At age 18, Ty Stratton is the youngest participant in Pattern’s Street Expo and a rising designer in Indy’s fashion scene. As a high schooler Ty created his own brand, Appearel, encouraged by his family, friends, and teachers to pursue his passion and share his creations with the world. Launching Appearel was Ty’s way of embracing his identity and he hopes his clothing can inspire others to find theirs as well.
Christel Richard: Please describe the motive or message behind your brand.
Ty Stratton: The Midwest really doesn’t have a strong foothold in the fashion world. We usually take bits and pieces from places like LA or NYC, so what I’m trying to do is push and reinvent Midwest fashion through urban clothing. It’s not just clothing to me, it’s about not only reinventing the person but also strengthening what they already have, the characteristics that make them them. I want to keep that intact and have my brand to represent that.
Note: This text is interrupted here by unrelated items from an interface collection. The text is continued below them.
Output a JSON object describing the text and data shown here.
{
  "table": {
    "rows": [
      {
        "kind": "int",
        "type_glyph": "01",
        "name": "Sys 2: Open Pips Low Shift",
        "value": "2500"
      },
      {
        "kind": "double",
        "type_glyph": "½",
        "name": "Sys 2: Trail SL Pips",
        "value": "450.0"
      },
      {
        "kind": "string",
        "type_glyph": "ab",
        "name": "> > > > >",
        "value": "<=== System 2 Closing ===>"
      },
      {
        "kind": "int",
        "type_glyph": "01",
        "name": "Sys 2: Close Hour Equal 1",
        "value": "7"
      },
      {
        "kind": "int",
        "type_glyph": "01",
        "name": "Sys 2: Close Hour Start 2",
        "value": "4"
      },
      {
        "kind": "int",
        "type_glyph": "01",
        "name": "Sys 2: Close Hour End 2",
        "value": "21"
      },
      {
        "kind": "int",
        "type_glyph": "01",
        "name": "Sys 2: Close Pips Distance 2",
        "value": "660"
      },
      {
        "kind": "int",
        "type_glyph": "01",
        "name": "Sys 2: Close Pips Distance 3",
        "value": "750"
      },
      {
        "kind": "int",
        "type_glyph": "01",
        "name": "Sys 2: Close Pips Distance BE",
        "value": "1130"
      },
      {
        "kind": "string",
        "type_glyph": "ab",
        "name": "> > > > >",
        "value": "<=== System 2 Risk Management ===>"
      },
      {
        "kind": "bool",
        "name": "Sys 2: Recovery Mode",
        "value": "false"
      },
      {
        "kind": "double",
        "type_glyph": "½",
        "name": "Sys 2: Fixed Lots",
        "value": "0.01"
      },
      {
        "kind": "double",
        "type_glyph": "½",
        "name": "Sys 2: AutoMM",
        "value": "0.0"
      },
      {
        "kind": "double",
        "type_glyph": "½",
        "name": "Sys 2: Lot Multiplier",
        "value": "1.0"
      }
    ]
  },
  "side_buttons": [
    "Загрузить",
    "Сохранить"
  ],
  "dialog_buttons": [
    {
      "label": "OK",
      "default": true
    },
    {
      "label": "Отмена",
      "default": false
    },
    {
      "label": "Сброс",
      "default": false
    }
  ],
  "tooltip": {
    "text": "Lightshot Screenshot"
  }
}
CR: What prompted you to share this idea through your business?
TS: It was motivation and all the support that I have from family and friends. I’m only 18 years old so it was through my teachers in high school that set me up with opportunities. Most of my high school career I did not embrace my identity and I feel like as Appearel grew, so did I. So when teachers finally gave me the opportunity, like letting me work at my dream job, which is screenprinting, all of a sudden everything just fell in place. I realized that this is what I wanted to do; I wanted to give other people an outlet to let them make their own identity.
CR: What are some of the main challenges you face as an entrepreneur?
TS: For me, it’s mostly age. It was kind of awkward at the beginning because I had all of these designs that were just me trying to find my own identity and no one was really latching onto that concept. I think at one point I almost gave up on it, and then one day one of my teachers looked at what I had for this project and he told me that I could actually make something of this. From that day till now I’ve been working extremely hard to get to this point. I’m dealing with college right now and moving out so even with all this stuff happening in my life, I want to be able to continue this once I go off to college.
CR: What is the biggest reward you experience as an entrepreneur?
TS: The biggest payoff is actually being able to see someone wear my stuff. It’s a very long process; you have to do design work, redesign, design again, check it, make sure that the material you are using is high quality, set up, etc. then finally you print and hope that it’s ok and you give that product to your customer. I remember the first week that I started doing this. I got enormous feedback from all my peers, they were walking down the hallway with my clothes on and just to be able to see that, see all my work and this thing that I had been working towards while walking down the hallway that was a “wow! I’m doing it” moment for me.
CR: What do you think Indianapolis can do to support more local brands?
TS: I think for the most part you should just encourage them. I didn’t actually even know there was a fashion scene in Indiana until Julia Rutland, she’s been an enormous help to me so far, came to my school. She’s pushed me to this point as well and it’s like without that connection I don’t think I would actually be where I am right now. I just think we need more awareness that there are people that enjoy the fashion scene in Indiana, we are here and we want you to share our work.
CR: Describe the kind of person who would wear your product?
TS: I’ve always seen myself as having a mix of modesty but an undertone of an ego, and it sounds kind of funny but I think to embrace your identity you have to have some kind of confidence in yourself. And so for people who really don’t have that, that’s what I want them to latch onto when they see my brand. I want them to look at my brand and say, this is where I can go to make my own identity.
CR: Who is one person you’d love to see in your brand?
TS: I would like to see Kanye West in my brand. A lot of people make fun of him because of his attitude, but that kind of passion that he has, that confidence, swagger, whether you like him or not it’s that mentality that you’ll tell your friends about him. You go tell your friends about the clothes he wears, the persona he embodies, but at the end of the day, positive or negative, for better or worse they are still talking about him. That’s something I want for my own brand.
CR: What advice would you give to aspiring entrepreneurs?
TS: Put yourself out there. I feel like the biggest struggle that I had at the beginning was modesty. I thought that I wasn’t good enough and when I finally did start putting stuff out people challenged me to do better. That’s just growth as an artist, we’re all artists you just have to put yourself out there. You have to accept criticism and get better from there. Make that first step and then keep making those steps and soon you’ll be running.
CR: How do you hope your brand will evolve in future years?
TS: In future years I hope that I can establish a brand that people know of. Right now I live in Lebanon Indiana, so most of my market is people from rural areas. I think I created some kind of a scene there where people actually liked urban clothing so now that I’m going to Ball State, I want to see how my brand does there. I’m willing to face any challenges that come my way and I hope I get better from them. I’m the kind of person that I have to make a mistake before I actually learn from it. You can tell me anything but I’ll have to make the mistake myself. So I’m looking forward to the mistakes I make and growing and learning from them.